  • There was no precedent. The Court found it telling that OSHA has never before adopted a broad public health regulation of this kind.  
  • This is not our fight.

Employer Vaccine Policies?
Generally, employers that were not in favor of the mandate are likely to stop efforts to implement vaccination and testing policies. The vaccination and testing requirements were going to be a heavy financial and administrative burden for many employers. They now have a reprieve.

For the most part, employers who were in favor of the mandate can continue to implement vaccine policies that they believe fit their organization.  Georgia employers, for example, are not subject to any state limitations on vaccination requirements.  Some may choose to require vaccinations per the employer vaccination policy, while others may choose to impose a soft mandate that allows for testing in lieu of vaccinations. 

However, with the blocking of a federal mandate, larger employers in other states may be subject to various state and local vaccine rules.  New York City, for example, requires all on-site workers to be vaccinated, while Florida passed a law that prohibits private employers from imposing a COVID-19 vaccination mandate without providing certain individual exemptions.  As a result, employers operating in different states may have to implement different rules and face additional administrative burdens. 

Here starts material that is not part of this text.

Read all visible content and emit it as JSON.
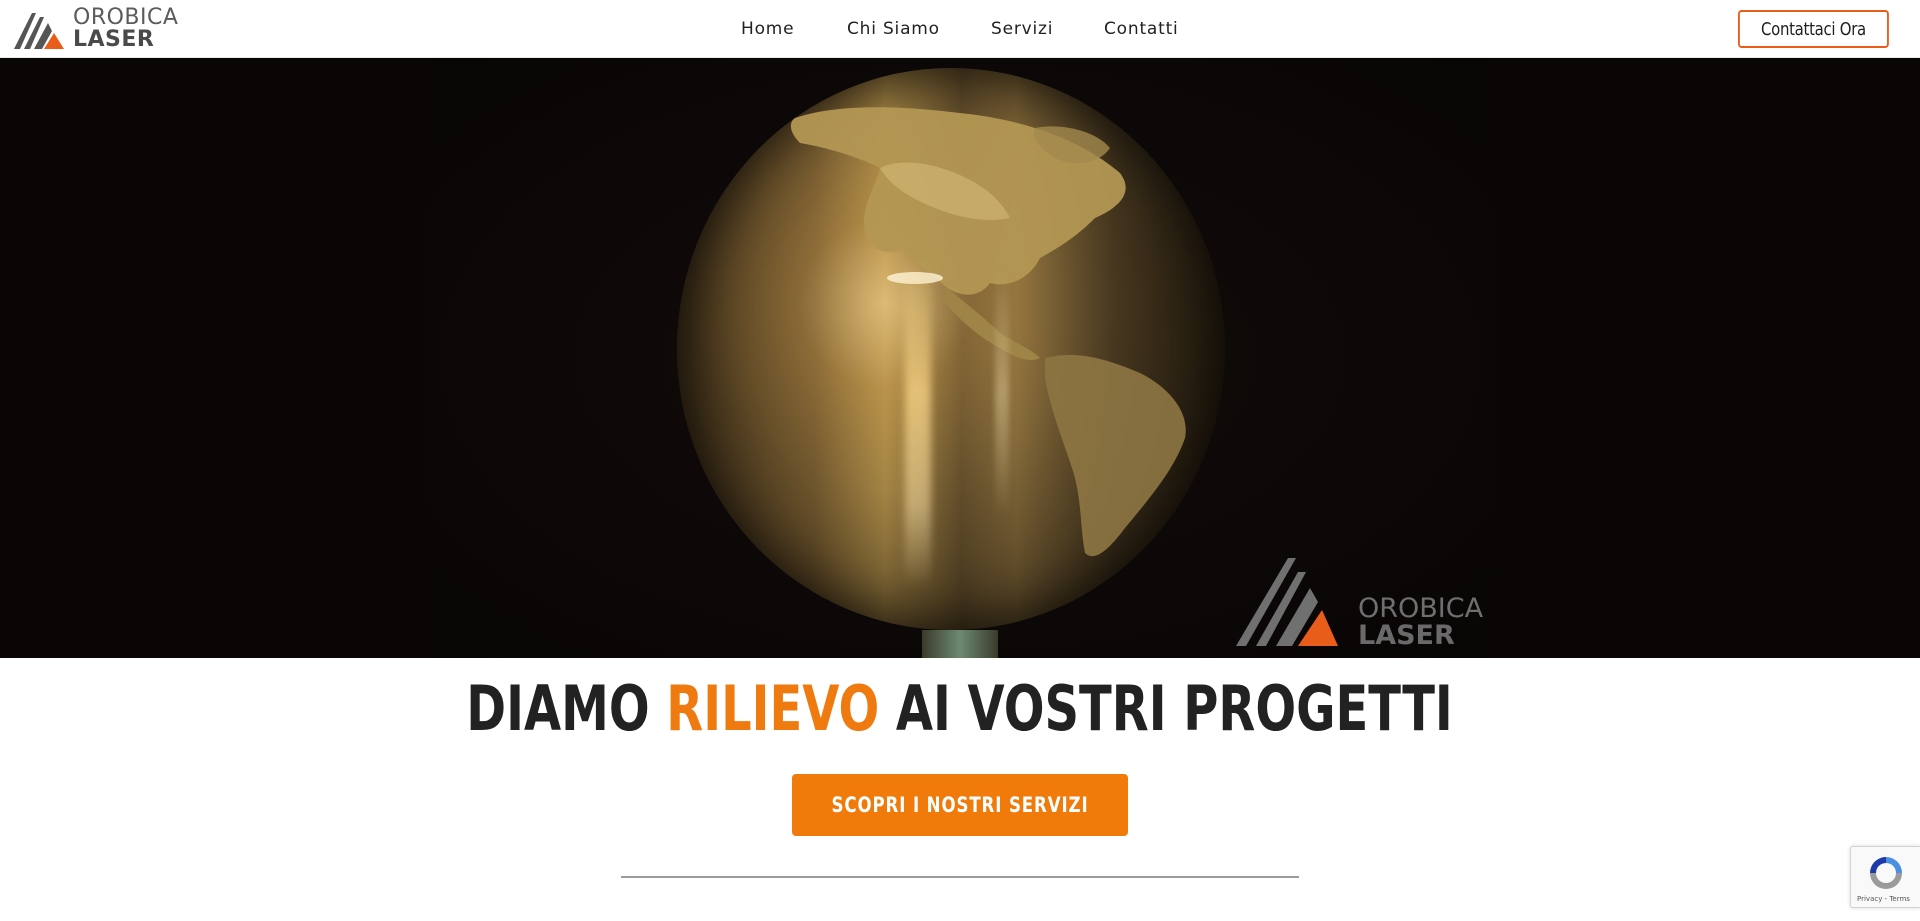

What’s Next from OSHA?
The current mandate is likely dead.  However, employers should understand that revised OSHA vaccination regulations and increased enforcement efforts are a real possibility.  For example, the Court left the door open for OSHA to come back with a more tailored rule for specific workplaces where the virus creates special danger:

“We do not doubt, for example, that OSHA could regulate researchers who work with the COVID-19 virus. So too could OSHA regulate risks associated with working in particularly crowded or cramped environments.” wrote the Court. 

Also, U.S. Secretary of Labor Marty Walsh issued a statement on the Supreme Court’s ruling expressing OSHA’s commitment to workplace safety and holding employers responsible:  

“The commonsense standards established in the ETS remain critical, especially during the current surge, where unvaccinated people are 15-20 times more likely to die from COVID-19 than vaccinated people. OSHA will be evaluating all options to ensure workers are protected from this deadly virus.

We urge all employers to require workers to get vaccinated or tested weekly to most effectively fight this deadly virus in the workplace. Employers are responsible for the safety of their workers on the job, and OSHA has comprehensive COVID-19 guidance to help them uphold their obligation.

Regardless of the ultimate outcome of these proceedings, OSHA will do everything in its existing authority to hold businesses accountable for protecting workers, including under the Covid-19 National Emphasis Program and General Duty Clause.”

Employers should, therefore, continue to monitor what happens at the Sixth Circuit as well as OSHA developments. Most importantly, employers should continue to follow CDC guidelines and take other appropriate steps to protect workers against COVID-19. Finally, now is a good time to review employer vaccine policies.


[1] The ETS is often referred to as a “soft mandate”, because it allows for weekly testing in lieu of vaccination.  This differs from a “hard mandate” that requires vaccination with no testing alternative. 

[2] Pursuant to established rules , the clerk of a special judicial panel selected the Sixth Circuit randomly by a power ball drawn from a drum containing an entry for each circuit.